Stored items

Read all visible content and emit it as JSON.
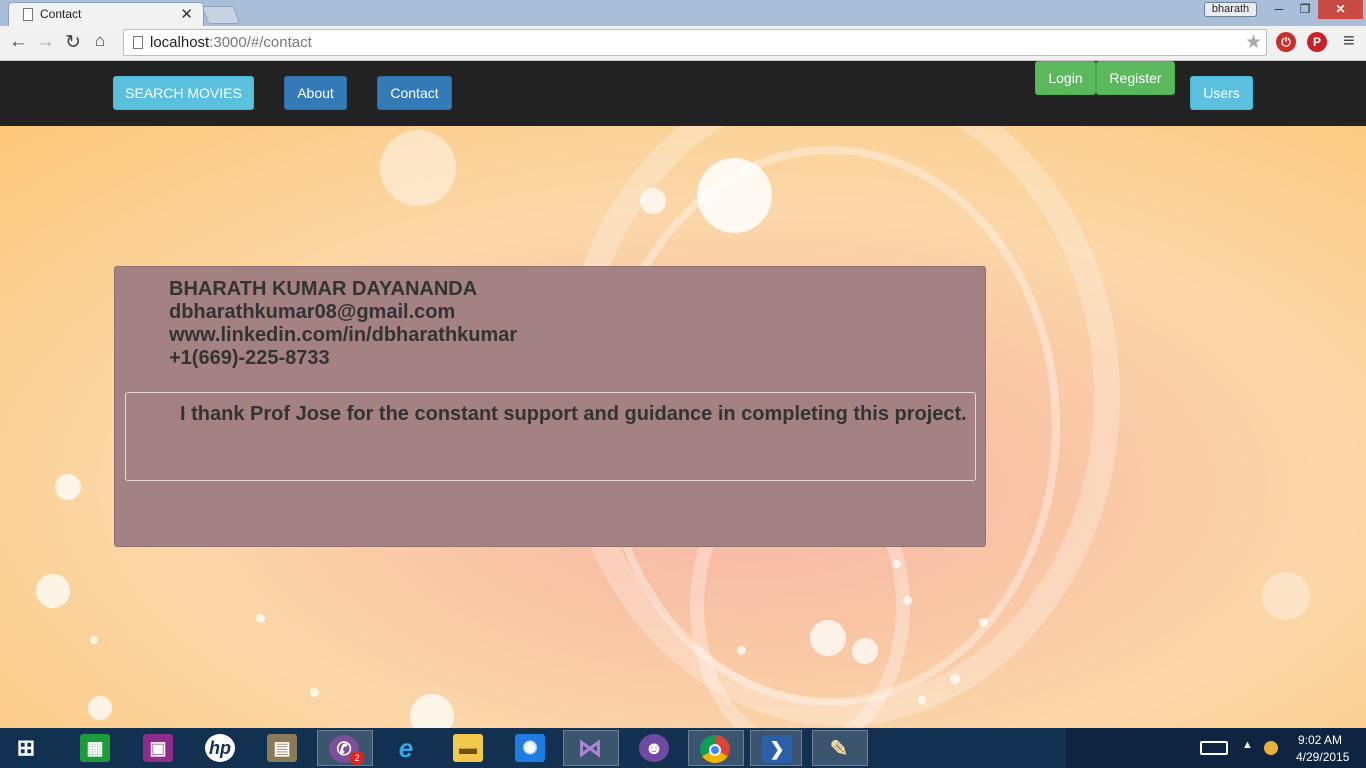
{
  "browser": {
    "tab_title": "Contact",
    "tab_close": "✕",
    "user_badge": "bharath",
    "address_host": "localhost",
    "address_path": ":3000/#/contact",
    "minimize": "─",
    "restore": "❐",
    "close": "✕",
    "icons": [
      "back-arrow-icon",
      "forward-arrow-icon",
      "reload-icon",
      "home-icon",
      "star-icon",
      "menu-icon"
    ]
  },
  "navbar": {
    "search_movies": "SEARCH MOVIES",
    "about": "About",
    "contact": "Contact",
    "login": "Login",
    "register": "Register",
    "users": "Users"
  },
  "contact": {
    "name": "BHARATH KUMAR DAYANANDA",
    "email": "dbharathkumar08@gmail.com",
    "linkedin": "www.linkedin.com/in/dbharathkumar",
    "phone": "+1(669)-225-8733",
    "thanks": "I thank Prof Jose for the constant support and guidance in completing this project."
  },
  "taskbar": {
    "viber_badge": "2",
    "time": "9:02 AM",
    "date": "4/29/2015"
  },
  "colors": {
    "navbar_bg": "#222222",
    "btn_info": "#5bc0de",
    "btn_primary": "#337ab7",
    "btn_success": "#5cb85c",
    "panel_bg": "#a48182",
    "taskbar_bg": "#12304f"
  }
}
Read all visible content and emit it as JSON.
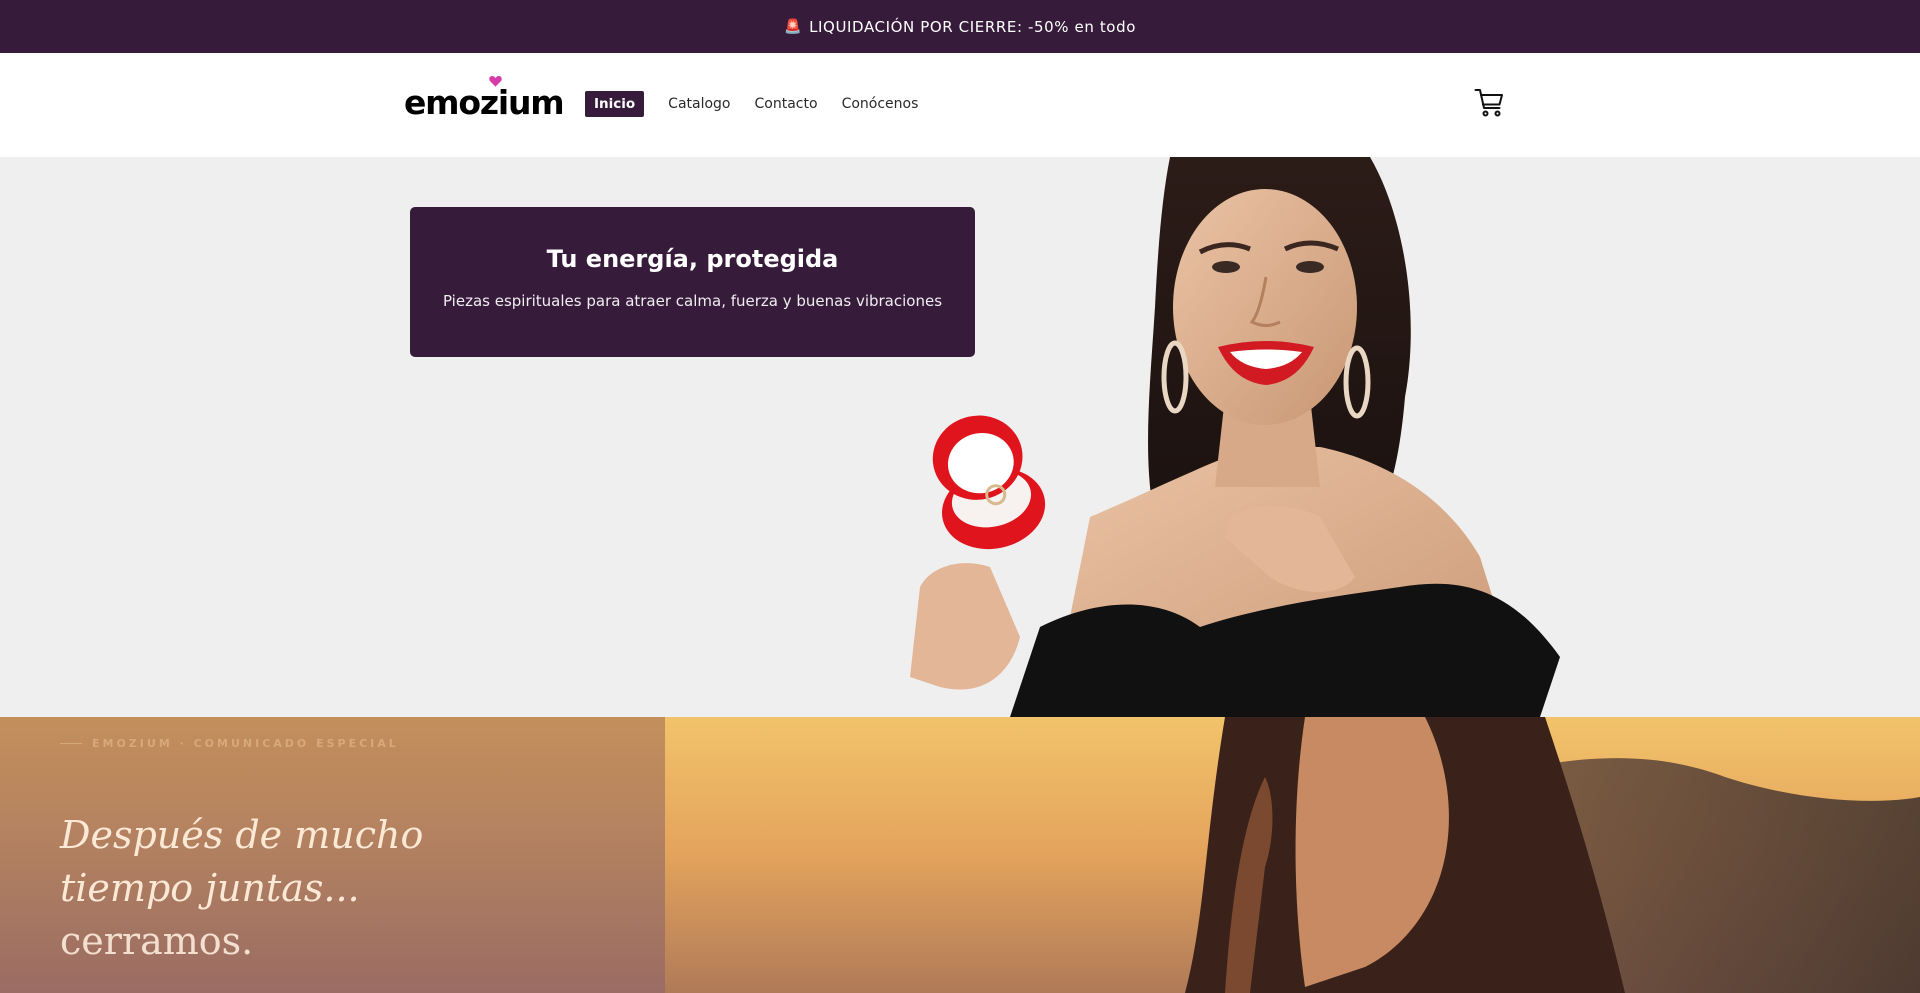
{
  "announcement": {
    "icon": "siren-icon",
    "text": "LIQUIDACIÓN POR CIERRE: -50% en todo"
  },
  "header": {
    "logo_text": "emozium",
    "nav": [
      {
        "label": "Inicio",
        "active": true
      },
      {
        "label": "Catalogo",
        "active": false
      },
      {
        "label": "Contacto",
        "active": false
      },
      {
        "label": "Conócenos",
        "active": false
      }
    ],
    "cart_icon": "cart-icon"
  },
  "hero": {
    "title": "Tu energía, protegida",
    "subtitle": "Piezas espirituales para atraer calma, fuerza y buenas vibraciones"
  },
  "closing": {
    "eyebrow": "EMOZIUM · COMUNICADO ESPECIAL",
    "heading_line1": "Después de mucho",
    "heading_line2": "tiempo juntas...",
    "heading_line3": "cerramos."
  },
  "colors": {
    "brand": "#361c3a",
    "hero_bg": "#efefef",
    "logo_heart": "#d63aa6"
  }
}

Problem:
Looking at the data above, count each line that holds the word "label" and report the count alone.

Written response:
4